I also found myself drawn to Rohan’s surprising language throughout, her narrators’ true-feeling observations and unexpected comparisons. From the title story, for example: “Dad’s eyes paled to a lesser blue. He looked pained, as if some animal were lurking beneath the table, gnawing on his toes.” Or in “Into the West,” a patient is “holding the teabag by its white thread and plunging it in and out of the water, as if repeatedly saving it.” Such sharp details, unexpected and unique, set the collection apart.
Rohan often harnesses surprising language in character descriptions as well. In “At the Side of the Road,” for example: “He strutted toward her, a gummy, twitchy fella with a bloated face and mad, dilated pupils.” The energy here feels infectious. In “Collisions,” eyes are shimmering gold “like the throats of the hummingbirds on my parents’ bedroom wallpaper,” and in “Any Wonder Left,” a woman’s ankles are “pale and plump as halibut.” My favorite may be from “Into the West,” when a man’s large eyes are described so unexpectedly as “the color of wet acorns.” Who else might think to pair the adjective “wet” with “acorns?” And yet, we know precisely what she means.
Beyond unexpected descriptions, I also felt rewarded by a number of searing, sobering lines, often achieved through characters ruminating and processing. In “Rare, But Not Impossible,” ex-pat daughter Margo considers young protesters: “To be ordinary and discounted, and to dare to stand up to that much power, it was risky, remarkable. It could crush you.” Later her thoughts fall more directly on her Irish mother: “Margo’s hurt and anger softened. Mam couldn’t ever concede that the church and state had played and cheated women since time immemorial. It would call into question her entire existence.” Rohan effectively draws us into Margo’s emotions, having readers experience such insights as Margo does. Sometimes such insights arrive as truly heartbreaking dialogue, as when Mam asks, “Did your dad and I do something wrong? Is that why you don’t want kids?” The stories, while controlled and carefully orchestrated, allow the power of such lines to strike and then resonate.
I realize that packing a review with many luminous lines may in a way be cheating (a show-and-tell of my favorite lines in the book). I’ll just say there’s much to admire in Rohan’s collection. And perhaps leave you with one last passage that echoed thematically throughout many stories; this also comes from “Rare, But Not Impossible”: “Her whole life, people criticized her voice—too posh for her Northside, working-class neighborhood when she was a girl; not Irish enough in New York City; and too American in Ireland. No matter where she was, she never sounded like she belonged.” So many people in this collection experience a sense of not belonging. Luckily, in Rohan they find a sharp and generous observer willing to give voice to their longing.

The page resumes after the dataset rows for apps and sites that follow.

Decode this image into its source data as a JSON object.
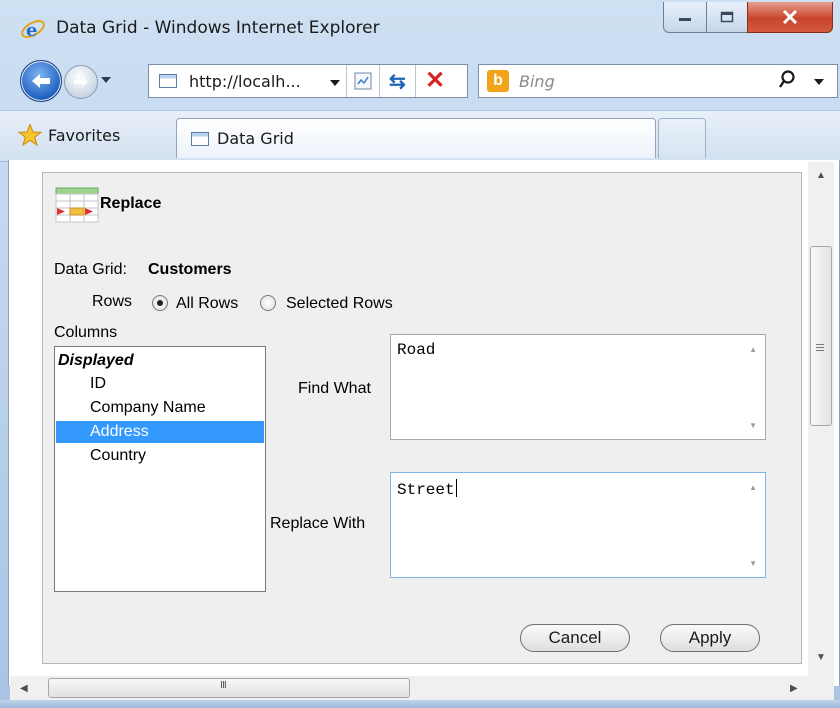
{
  "window": {
    "title": "Data Grid - Windows Internet Explorer"
  },
  "navigation": {
    "address": "http://localh...",
    "search_placeholder": "Bing"
  },
  "favorites_bar": {
    "favorites_label": "Favorites",
    "active_tab_label": "Data Grid"
  },
  "dialog": {
    "title": "Replace",
    "data_grid_label": "Data Grid:",
    "data_grid_value": "Customers",
    "rows_label": "Rows",
    "row_options": [
      {
        "label": "All Rows",
        "selected": true
      },
      {
        "label": "Selected Rows",
        "selected": false
      }
    ],
    "columns_label": "Columns",
    "columns_group": "Displayed",
    "columns": [
      {
        "label": "ID",
        "selected": false
      },
      {
        "label": "Company Name",
        "selected": false
      },
      {
        "label": "Address",
        "selected": true
      },
      {
        "label": "Country",
        "selected": false
      }
    ],
    "find_what_label": "Find What",
    "find_what_value": "Road",
    "replace_with_label": "Replace With",
    "replace_with_value": "Street",
    "cancel_label": "Cancel",
    "apply_label": "Apply"
  },
  "scrollbar": {
    "horizontal_grip": "III"
  },
  "colors": {
    "selection": "#3399ff",
    "panel_background": "#efefef",
    "close_button": "#c8452c"
  }
}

About the Reviewer
Corey Campbell's short fiction has appeared, or is forthcoming, in Story, The Gettysburg Review, Colorado Review, Salamander, and the anthology Buffalo Cactus and Other New Stories from the Southwest. She has received support from the Sewanee Writers' Conference, the University of Houston, and the National Academy of Television Arts and Sciences. In 2021, she was awarded the Larry Levis Postgraduate Prize in Fiction from the Warren Wilson MFA Program for Writers.